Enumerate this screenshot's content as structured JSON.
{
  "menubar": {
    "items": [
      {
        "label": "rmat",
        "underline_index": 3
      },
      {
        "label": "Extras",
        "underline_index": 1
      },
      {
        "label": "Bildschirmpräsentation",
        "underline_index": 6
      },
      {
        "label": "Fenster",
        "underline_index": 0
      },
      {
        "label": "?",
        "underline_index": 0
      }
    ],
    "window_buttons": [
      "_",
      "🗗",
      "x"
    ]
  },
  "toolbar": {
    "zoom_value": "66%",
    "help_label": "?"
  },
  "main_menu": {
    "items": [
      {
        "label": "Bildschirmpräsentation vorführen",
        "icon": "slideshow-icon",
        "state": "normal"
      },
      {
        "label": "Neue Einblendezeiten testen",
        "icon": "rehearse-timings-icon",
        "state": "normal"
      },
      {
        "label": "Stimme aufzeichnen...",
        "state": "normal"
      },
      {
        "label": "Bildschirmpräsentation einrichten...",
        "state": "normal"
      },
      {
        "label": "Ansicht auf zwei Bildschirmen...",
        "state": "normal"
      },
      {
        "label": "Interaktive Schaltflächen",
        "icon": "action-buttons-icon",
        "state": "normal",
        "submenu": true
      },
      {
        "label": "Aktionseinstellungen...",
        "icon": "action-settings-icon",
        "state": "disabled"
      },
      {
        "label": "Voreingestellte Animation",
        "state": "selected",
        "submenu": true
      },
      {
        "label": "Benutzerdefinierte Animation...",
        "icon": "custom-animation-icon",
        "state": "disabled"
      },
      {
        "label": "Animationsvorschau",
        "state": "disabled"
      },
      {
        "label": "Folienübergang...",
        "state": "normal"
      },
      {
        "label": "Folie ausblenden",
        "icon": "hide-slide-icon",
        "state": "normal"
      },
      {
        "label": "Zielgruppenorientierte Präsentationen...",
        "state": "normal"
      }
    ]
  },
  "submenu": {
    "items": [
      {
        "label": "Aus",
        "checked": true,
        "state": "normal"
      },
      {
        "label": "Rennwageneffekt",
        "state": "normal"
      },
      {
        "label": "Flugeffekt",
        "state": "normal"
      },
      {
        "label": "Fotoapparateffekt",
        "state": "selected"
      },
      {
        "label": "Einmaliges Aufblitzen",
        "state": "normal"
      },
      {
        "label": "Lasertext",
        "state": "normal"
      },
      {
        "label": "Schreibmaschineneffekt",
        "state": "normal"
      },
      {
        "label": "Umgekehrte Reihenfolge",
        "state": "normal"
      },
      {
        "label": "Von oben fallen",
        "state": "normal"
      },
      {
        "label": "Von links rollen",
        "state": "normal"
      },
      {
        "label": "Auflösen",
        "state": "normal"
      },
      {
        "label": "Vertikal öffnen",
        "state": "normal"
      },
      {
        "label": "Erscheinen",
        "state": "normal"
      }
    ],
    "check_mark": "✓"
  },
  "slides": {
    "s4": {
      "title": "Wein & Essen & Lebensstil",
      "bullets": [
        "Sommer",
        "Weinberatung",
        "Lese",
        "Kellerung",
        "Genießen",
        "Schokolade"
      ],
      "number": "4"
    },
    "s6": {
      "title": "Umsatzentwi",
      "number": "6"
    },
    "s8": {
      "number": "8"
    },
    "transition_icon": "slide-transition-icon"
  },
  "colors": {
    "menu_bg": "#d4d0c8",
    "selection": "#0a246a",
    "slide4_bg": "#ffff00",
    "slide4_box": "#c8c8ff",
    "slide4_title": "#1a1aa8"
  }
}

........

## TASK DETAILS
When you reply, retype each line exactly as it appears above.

## RESPONSE TO THIS EXERCISE
Enumerate this screenshot's content as structured JSON.
{
  "menubar": {
    "items": [
      {
        "label": "rmat",
        "underline_index": 3
      },
      {
        "label": "Extras",
        "underline_index": 1
      },
      {
        "label": "Bildschirmpräsentation",
        "underline_index": 6
      },
      {
        "label": "Fenster",
        "underline_index": 0
      },
      {
        "label": "?",
        "underline_index": 0
      }
    ],
    "window_buttons": [
      "_",
      "🗗",
      "x"
    ]
  },
  "toolbar": {
    "zoom_value": "66%",
    "help_label": "?"
  },
  "main_menu": {
    "items": [
      {
        "label": "Bildschirmpräsentation vorführen",
        "icon": "slideshow-icon",
        "state": "normal"
      },
      {
        "label": "Neue Einblendezeiten testen",
        "icon": "rehearse-timings-icon",
        "state": "normal"
      },
      {
        "label": "Stimme aufzeichnen...",
        "state": "normal"
      },
      {
        "label": "Bildschirmpräsentation einrichten...",
        "state": "normal"
      },
      {
        "label": "Ansicht auf zwei Bildschirmen...",
        "state": "normal"
      },
      {
        "label": "Interaktive Schaltflächen",
        "icon": "action-buttons-icon",
        "state": "normal",
        "submenu": true
      },
      {
        "label": "Aktionseinstellungen...",
        "icon": "action-settings-icon",
        "state": "disabled"
      },
      {
        "label": "Voreingestellte Animation",
        "state": "selected",
        "submenu": true
      },
      {
        "label": "Benutzerdefinierte Animation...",
        "icon": "custom-animation-icon",
        "state": "disabled"
      },
      {
        "label": "Animationsvorschau",
        "state": "disabled"
      },
      {
        "label": "Folienübergang...",
        "state": "normal"
      },
      {
        "label": "Folie ausblenden",
        "icon": "hide-slide-icon",
        "state": "normal"
      },
      {
        "label": "Zielgruppenorientierte Präsentationen...",
        "state": "normal"
      }
    ]
  },
  "submenu": {
    "items": [
      {
        "label": "Aus",
        "checked": true,
        "state": "normal"
      },
      {
        "label": "Rennwageneffekt",
        "state": "normal"
      },
      {
        "label": "Flugeffekt",
        "state": "normal"
      },
      {
        "label": "Fotoapparateffekt",
        "state": "selected"
      },
      {
        "label": "Einmaliges Aufblitzen",
        "state": "normal"
      },
      {
        "label": "Lasertext",
        "state": "normal"
      },
      {
        "label": "Schreibmaschineneffekt",
        "state": "normal"
      },
      {
        "label": "Umgekehrte Reihenfolge",
        "state": "normal"
      },
      {
        "label": "Von oben fallen",
        "state": "normal"
      },
      {
        "label": "Von links rollen",
        "state": "normal"
      },
      {
        "label": "Auflösen",
        "state": "normal"
      },
      {
        "label": "Vertikal öffnen",
        "state": "normal"
      },
      {
        "label": "Erscheinen",
        "state": "normal"
      }
    ],
    "check_mark": "✓"
  },
  "slides": {
    "s4": {
      "title": "Wein & Essen & Lebensstil",
      "bullets": [
        "Sommer",
        "Weinberatung",
        "Lese",
        "Kellerung",
        "Genießen",
        "Schokolade"
      ],
      "number": "4"
    },
    "s6": {
      "title": "Umsatzentwi",
      "number": "6"
    },
    "s8": {
      "number": "8"
    },
    "transition_icon": "slide-transition-icon"
  },
  "colors": {
    "menu_bg": "#d4d0c8",
    "selection": "#0a246a",
    "slide4_bg": "#ffff00",
    "slide4_box": "#c8c8ff",
    "slide4_title": "#1a1aa8"
  }
}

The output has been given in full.